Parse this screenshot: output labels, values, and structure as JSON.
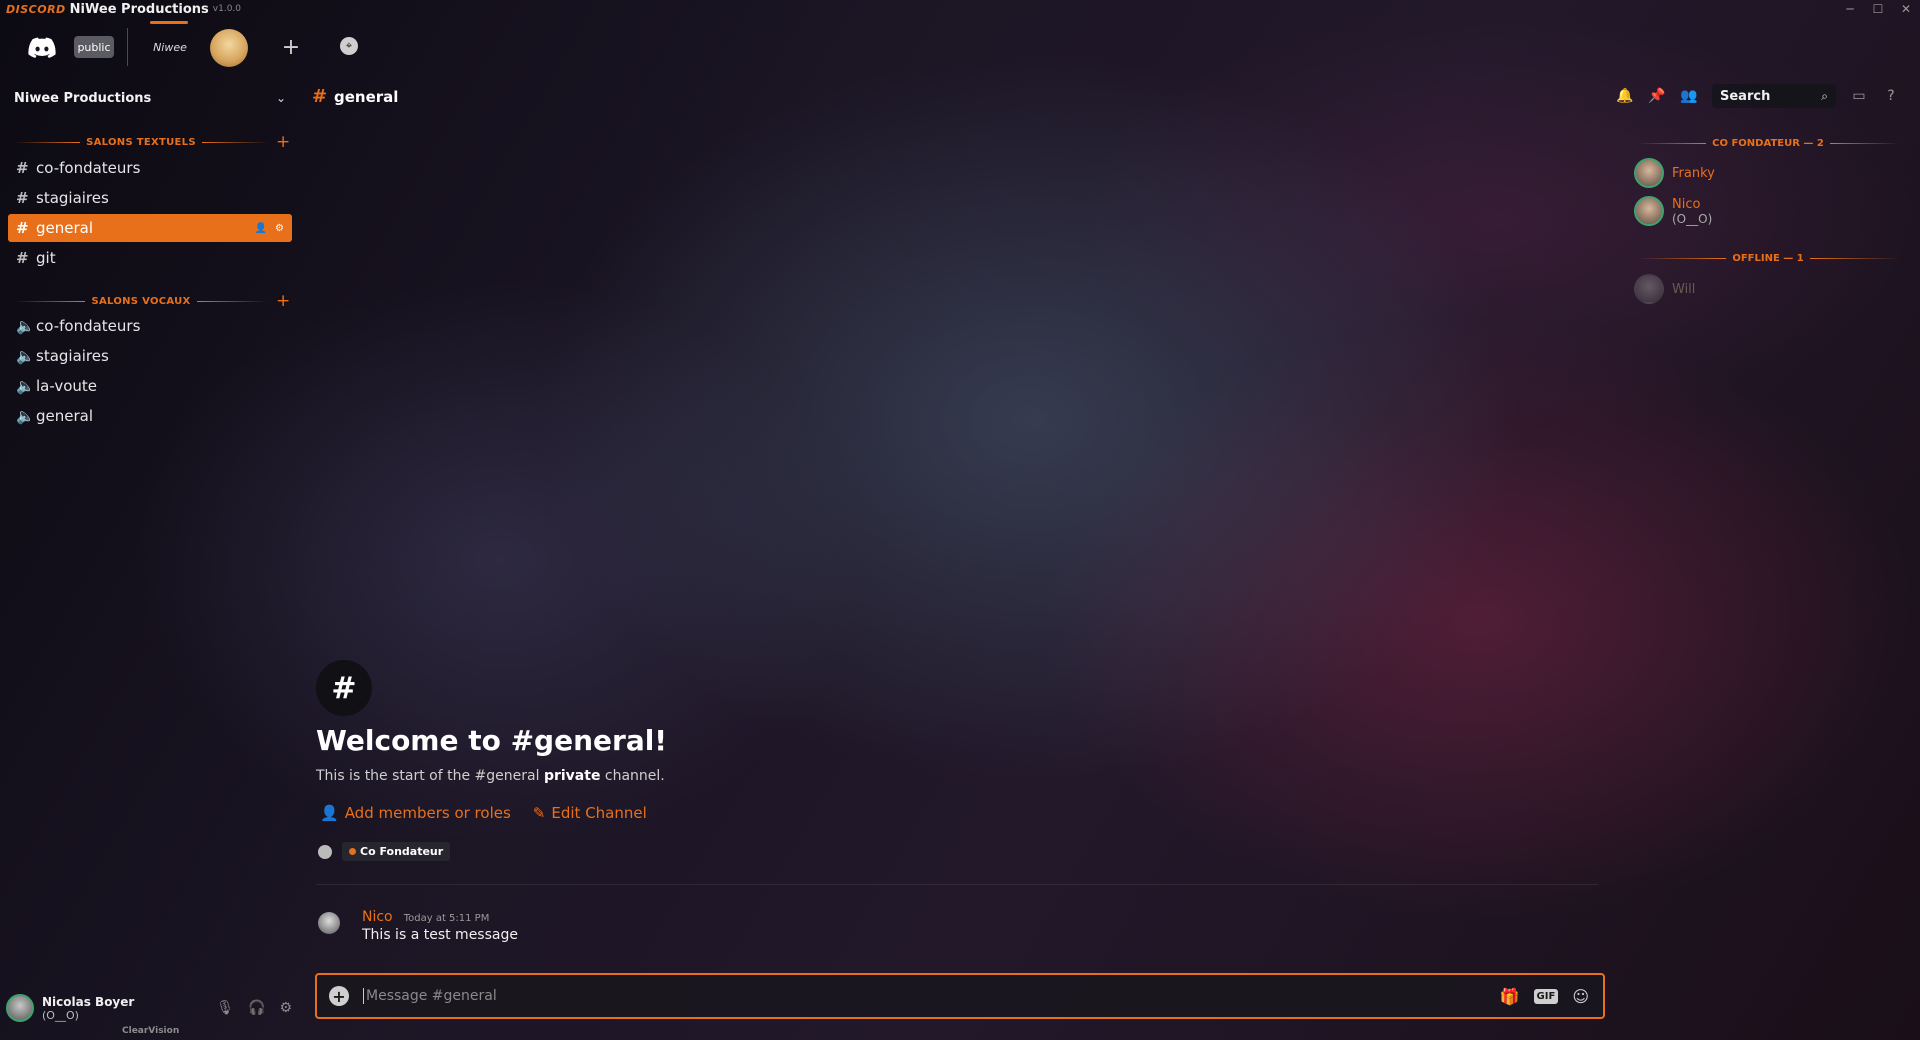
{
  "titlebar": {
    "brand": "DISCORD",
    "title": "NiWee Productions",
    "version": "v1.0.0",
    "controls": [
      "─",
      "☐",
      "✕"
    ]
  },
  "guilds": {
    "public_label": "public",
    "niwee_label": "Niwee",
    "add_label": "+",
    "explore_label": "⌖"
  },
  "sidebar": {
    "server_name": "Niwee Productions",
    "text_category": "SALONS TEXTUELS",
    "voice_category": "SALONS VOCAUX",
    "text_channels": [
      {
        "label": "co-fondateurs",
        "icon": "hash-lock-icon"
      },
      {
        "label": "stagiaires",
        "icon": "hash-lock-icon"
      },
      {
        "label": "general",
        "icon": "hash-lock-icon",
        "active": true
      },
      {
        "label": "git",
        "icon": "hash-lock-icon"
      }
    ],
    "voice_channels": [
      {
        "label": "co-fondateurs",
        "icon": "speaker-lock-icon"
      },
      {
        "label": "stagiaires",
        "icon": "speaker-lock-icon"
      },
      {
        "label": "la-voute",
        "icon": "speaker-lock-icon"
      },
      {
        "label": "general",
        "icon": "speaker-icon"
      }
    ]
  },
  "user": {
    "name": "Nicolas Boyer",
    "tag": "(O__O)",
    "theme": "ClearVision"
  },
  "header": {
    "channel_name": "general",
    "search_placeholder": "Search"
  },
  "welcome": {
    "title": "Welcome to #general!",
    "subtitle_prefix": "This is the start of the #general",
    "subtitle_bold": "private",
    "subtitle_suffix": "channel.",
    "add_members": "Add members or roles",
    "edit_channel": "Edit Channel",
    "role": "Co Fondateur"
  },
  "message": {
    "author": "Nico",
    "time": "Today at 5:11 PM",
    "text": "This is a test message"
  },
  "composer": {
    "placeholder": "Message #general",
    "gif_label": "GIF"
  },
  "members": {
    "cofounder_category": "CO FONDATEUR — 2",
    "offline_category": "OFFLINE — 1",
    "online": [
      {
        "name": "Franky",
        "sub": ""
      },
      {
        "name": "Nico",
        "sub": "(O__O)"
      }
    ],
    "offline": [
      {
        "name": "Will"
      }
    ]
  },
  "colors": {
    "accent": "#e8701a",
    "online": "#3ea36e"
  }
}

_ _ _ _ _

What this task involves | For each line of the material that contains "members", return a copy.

Answer to this task |
    "add_members": "Add members or roles",
  "members": {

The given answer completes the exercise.